A similar disaster in the middle of the sixteenth century befell the first extended maritime venture of England to distant seas, in the attempted discovery of the Northeast Passage. Chancellor's two ships, with an equippage of sixty-two souls, wintered on the barren shores of Russian Lapland, where the entire party perished on the dread arctic disease—scurvy. In striking contrast with Chancellor's experiences, illustrating the vast improvements in equipment and transportation, Nordenskiold made the Northeast Passage without casualty or danger.

Most fortunately England was not discouraged by this disaster, through which was opened up a lucrative Muscovite trade, but entered on a career of explorations and enterprises which incidentally led to polar expeditions on a scale never attempted by any other nation.

What stories of real life can be more thrilling to American minds than those set forth in polar annals?

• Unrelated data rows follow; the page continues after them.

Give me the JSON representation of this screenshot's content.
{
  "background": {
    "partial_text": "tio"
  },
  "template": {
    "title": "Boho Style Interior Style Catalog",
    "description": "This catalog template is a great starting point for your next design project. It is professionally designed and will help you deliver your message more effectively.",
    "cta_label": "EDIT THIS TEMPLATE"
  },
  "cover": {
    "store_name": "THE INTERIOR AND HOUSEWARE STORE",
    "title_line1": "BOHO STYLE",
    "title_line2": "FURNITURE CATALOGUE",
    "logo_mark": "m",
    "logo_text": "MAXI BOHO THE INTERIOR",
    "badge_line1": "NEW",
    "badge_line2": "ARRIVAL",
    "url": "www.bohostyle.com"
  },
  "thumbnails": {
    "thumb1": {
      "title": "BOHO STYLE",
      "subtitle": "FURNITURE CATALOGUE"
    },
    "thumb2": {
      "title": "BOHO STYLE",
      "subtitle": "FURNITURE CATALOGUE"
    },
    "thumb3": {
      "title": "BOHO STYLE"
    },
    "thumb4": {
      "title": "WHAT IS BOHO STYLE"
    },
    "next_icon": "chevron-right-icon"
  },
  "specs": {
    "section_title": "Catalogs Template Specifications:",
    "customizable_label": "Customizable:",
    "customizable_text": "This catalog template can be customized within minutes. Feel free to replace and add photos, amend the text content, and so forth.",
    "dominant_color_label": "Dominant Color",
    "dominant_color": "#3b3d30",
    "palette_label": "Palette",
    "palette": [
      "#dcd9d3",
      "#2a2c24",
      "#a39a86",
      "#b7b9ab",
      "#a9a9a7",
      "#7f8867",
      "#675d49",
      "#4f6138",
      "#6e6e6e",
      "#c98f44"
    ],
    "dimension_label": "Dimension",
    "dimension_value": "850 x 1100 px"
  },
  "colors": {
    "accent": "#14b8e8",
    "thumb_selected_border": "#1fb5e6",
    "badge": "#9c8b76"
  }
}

There are the adventures and wintering of Barents on Nova Zembla, the besetment of Weyprecht and the journey of Payer on the shores of Franz Josef Land, the three winterings of Parry in the North American archipelago, the sledge journeys of Wrangell across the Siberian Ocean, the five years of Sir John Ross in Boothia Felix and the discovery of the North Magnetic Pole, the vicissitudes of Kane and the boat journey of Hayes in the Smith Sound region, Scott among the penguins and on the ice-barrier of volcanic Antarctica, the great drift of De Long and the disaster of the Lena delta, McClure Is discovery of one Northwest Passage and the navigation of another by Amundsen, the successes and sufferings of the men of the Lady Franklin Bay expedition, the death of Hall and the miraculous drift of the Polaris crew, and many other notable voyages culminating in the great northings of Markham, Lockwood, Nansen, Cagni and the attainment of the North Pole by Cook and by Peary.

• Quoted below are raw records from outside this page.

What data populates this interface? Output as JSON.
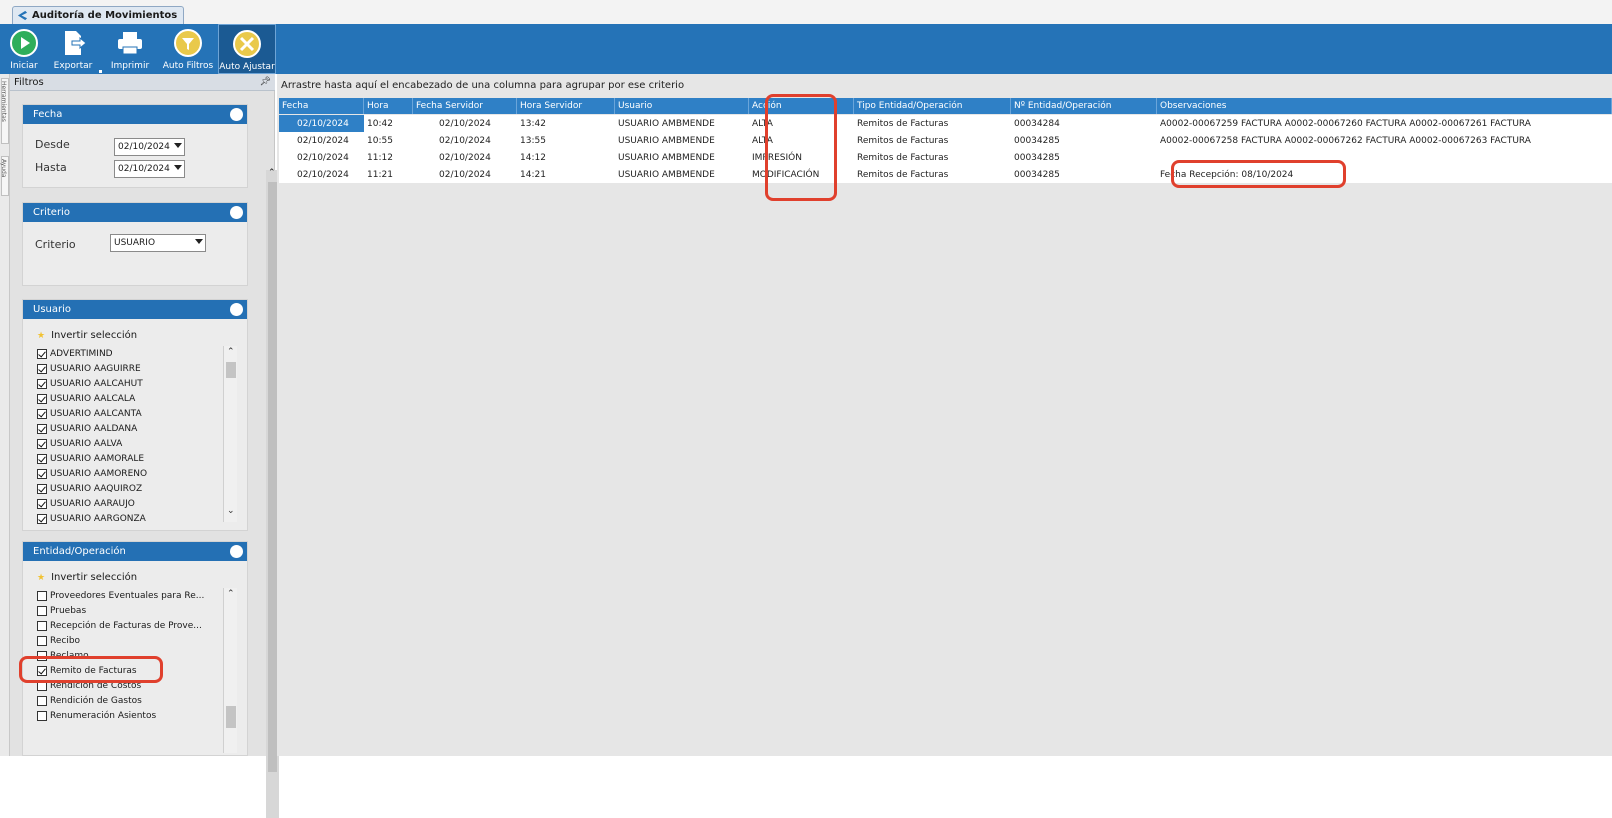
{
  "window": {
    "tab_title": "Auditoría de Movimientos"
  },
  "ribbon": {
    "buttons": [
      {
        "label": "Iniciar",
        "icon": "play-icon"
      },
      {
        "label": "Exportar",
        "icon": "export-icon"
      },
      {
        "label": "Imprimir",
        "icon": "printer-icon"
      },
      {
        "label": "Auto Filtros",
        "icon": "auto-filter-icon"
      },
      {
        "label": "Auto Ajustar",
        "icon": "auto-fit-icon"
      }
    ]
  },
  "side_tabs": [
    "Herramientas",
    "Ayuda"
  ],
  "filters": {
    "panel_title": "Filtros",
    "fecha": {
      "title": "Fecha",
      "desde_label": "Desde",
      "desde_value": "02/10/2024",
      "hasta_label": "Hasta",
      "hasta_value": "02/10/2024"
    },
    "criterio": {
      "title": "Criterio",
      "label": "Criterio",
      "value": "USUARIO"
    },
    "usuario": {
      "title": "Usuario",
      "invert_label": "Invertir selección",
      "items": [
        {
          "label": "ADVERTIMIND",
          "checked": true
        },
        {
          "label": "USUARIO AAGUIRRE",
          "checked": true
        },
        {
          "label": "USUARIO AALCAHUT",
          "checked": true
        },
        {
          "label": "USUARIO AALCALA",
          "checked": true
        },
        {
          "label": "USUARIO AALCANTA",
          "checked": true
        },
        {
          "label": "USUARIO AALDANA",
          "checked": true
        },
        {
          "label": "USUARIO AALVA",
          "checked": true
        },
        {
          "label": "USUARIO AAMORALE",
          "checked": true
        },
        {
          "label": "USUARIO AAMORENO",
          "checked": true
        },
        {
          "label": "USUARIO AAQUIROZ",
          "checked": true
        },
        {
          "label": "USUARIO AARAUJO",
          "checked": true
        },
        {
          "label": "USUARIO AARGONZA",
          "checked": true
        }
      ]
    },
    "entidad": {
      "title": "Entidad/Operación",
      "invert_label": "Invertir selección",
      "items": [
        {
          "label": "Proveedores Eventuales para Re...",
          "checked": false
        },
        {
          "label": "Pruebas",
          "checked": false
        },
        {
          "label": "Recepción de Facturas de Prove...",
          "checked": false
        },
        {
          "label": "Recibo",
          "checked": false
        },
        {
          "label": "Reclamo",
          "checked": false
        },
        {
          "label": "Remito de Facturas",
          "checked": true
        },
        {
          "label": "Rendición de Costos",
          "checked": false
        },
        {
          "label": "Rendición de Gastos",
          "checked": false
        },
        {
          "label": "Renumeración Asientos",
          "checked": false
        }
      ]
    }
  },
  "grid": {
    "group_hint": "Arrastre hasta aquí el encabezado de una columna para agrupar por ese criterio",
    "columns": [
      "Fecha",
      "Hora",
      "Fecha Servidor",
      "Hora Servidor",
      "Usuario",
      "Acción",
      "Tipo Entidad/Operación",
      "Nº Entidad/Operación",
      "Observaciones"
    ],
    "rows": [
      [
        "02/10/2024",
        "10:42",
        "02/10/2024",
        "13:42",
        "USUARIO AMBMENDE",
        "ALTA",
        "Remitos de Facturas",
        "00034284",
        "A0002-00067259 FACTURA  A0002-00067260 FACTURA  A0002-00067261 FACTURA"
      ],
      [
        "02/10/2024",
        "10:55",
        "02/10/2024",
        "13:55",
        "USUARIO AMBMENDE",
        "ALTA",
        "Remitos de Facturas",
        "00034285",
        "A0002-00067258 FACTURA  A0002-00067262 FACTURA  A0002-00067263 FACTURA"
      ],
      [
        "02/10/2024",
        "11:12",
        "02/10/2024",
        "14:12",
        "USUARIO AMBMENDE",
        "IMPRESIÓN",
        "Remitos de Facturas",
        "00034285",
        ""
      ],
      [
        "02/10/2024",
        "11:21",
        "02/10/2024",
        "14:21",
        "USUARIO AMBMENDE",
        "MODIFICACIÓN",
        "Remitos de Facturas",
        "00034285",
        "Fecha Recepción: 08/10/2024"
      ]
    ]
  },
  "colors": {
    "ribbon": "#2573b7",
    "group_header": "#2470b4",
    "grid_header": "#2f80c6",
    "highlight": "#e0402d"
  }
}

All these, and other varied experiences, bordering on the marvelous and exceeding many flights of fancy, appeal to the imagination, stimulate emulation, and cultivate an ardent appreciation of manly and heroic qualities exhibited in action.

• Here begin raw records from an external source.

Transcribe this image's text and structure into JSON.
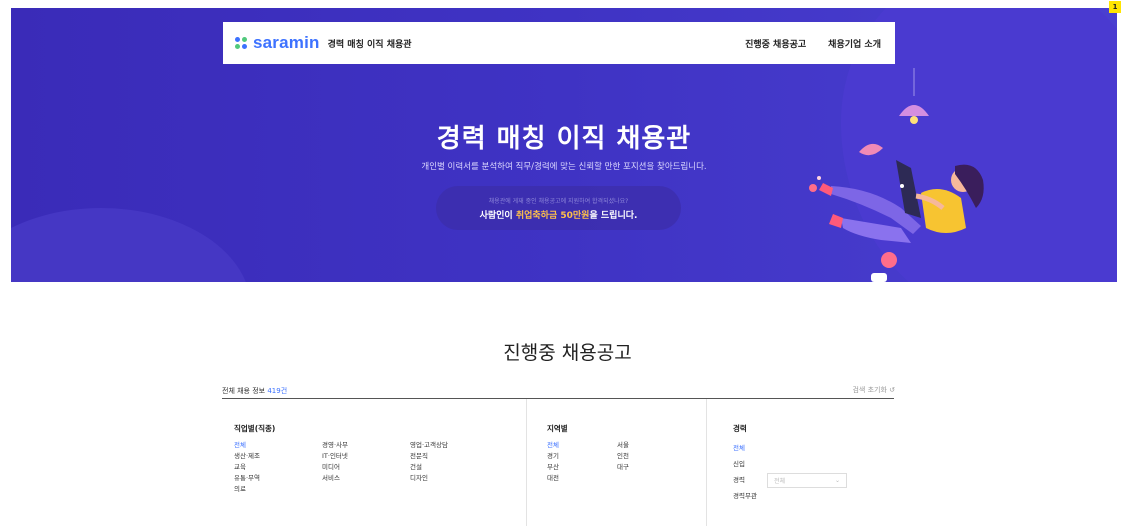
{
  "header": {
    "logo_text": "saramin",
    "service_title": "경력 매칭 이직 채용관",
    "nav": [
      "진행중 채용공고",
      "채용기업 소개"
    ]
  },
  "hero": {
    "title": "경력 매칭 이직 채용관",
    "subtitle": "개인별 이력서를 분석하여 직무/경력에 맞는 신뢰할 만한 포지션을 찾아드립니다.",
    "promo_small": "채용관에 게재 중인 채용공고에 지원하여 합격되셨나요?",
    "promo_prefix": "사람인이 ",
    "promo_highlight": "취업축하금 50만원",
    "promo_suffix": "을 드립니다."
  },
  "section": {
    "title": "진행중 채용공고",
    "summary_prefix": "전체 채용 정보 ",
    "summary_count": "419건",
    "reset_label": "검색 초기화 ↺"
  },
  "filters": {
    "job": {
      "heading": "직업별(직종)",
      "options": [
        "전체",
        "경영·사무",
        "영업·고객상담",
        "생산·제조",
        "IT·인터넷",
        "전문직",
        "교육",
        "미디어",
        "건설",
        "유통·무역",
        "서비스",
        "디자인",
        "의료"
      ]
    },
    "region": {
      "heading": "지역별",
      "options": [
        "전체",
        "서울",
        "경기",
        "인천",
        "부산",
        "대구",
        "대전"
      ]
    },
    "career": {
      "heading": "경력",
      "options": [
        "전체",
        "신입",
        "경력",
        "경력무관"
      ],
      "select_value": "전체"
    }
  },
  "badge": "1",
  "colors": {
    "hero_bg": "#3f33c4",
    "accent": "#3d72ff",
    "highlight": "#ffc14a"
  }
}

While the wonderful journey of Shackleton to the vicinity of the South Pole has naturally excited wide-spread interest, most intense in Great Britain, the astonishing arctic episodes of 1909 have engrossed the attention of the United States, where feeling and interest have been aroused to an extent unequaled by any other news of the period.

That two Americans should have reached the North Pole independently would be most gratifying to the national pride at any time, but that such journeys should be made over separate routes and in successive years borders on the marvelous. Especial interest attaches, therefore, to their methods, routes and experiences.

Dr. F. A. Cook established in 1907 his headquarters most primitively with the Etah Eskimo some two hundred and fifty miles from the Arctic sea. He took the field in native fashion, with Eskimo assistants, and selecting a novel route traveled through regions well-known to abound in game. Attaining the North Pole with two Eskimos, April 21, 1908, he was subjected in his return to the vicissitudes and extreme dangers of a drifting polar-pack, and spent an awful winter in Jones' Sound region, whence his return in 1909 was hazardous and difficult.

Commander Peary approached the task by again establishing his ship's quarters in 1908 on the very shores of the Arctic Ocean, across whose drifting ice-pack he successfully made his journey, reaching the pole April 9, 1909. Thus he accomplished by energy and resourcefulness the great task to which he has applied himself for some twenty-three years.

Late Commander Lady Franklin Bay Expedition.

from the book "Discovery of the North Pole" by Dr. Frederick A. Cook and Commander Robert E Peary USN - also other noted polar expeditions. Edited by J Martin Miller

read the whole book here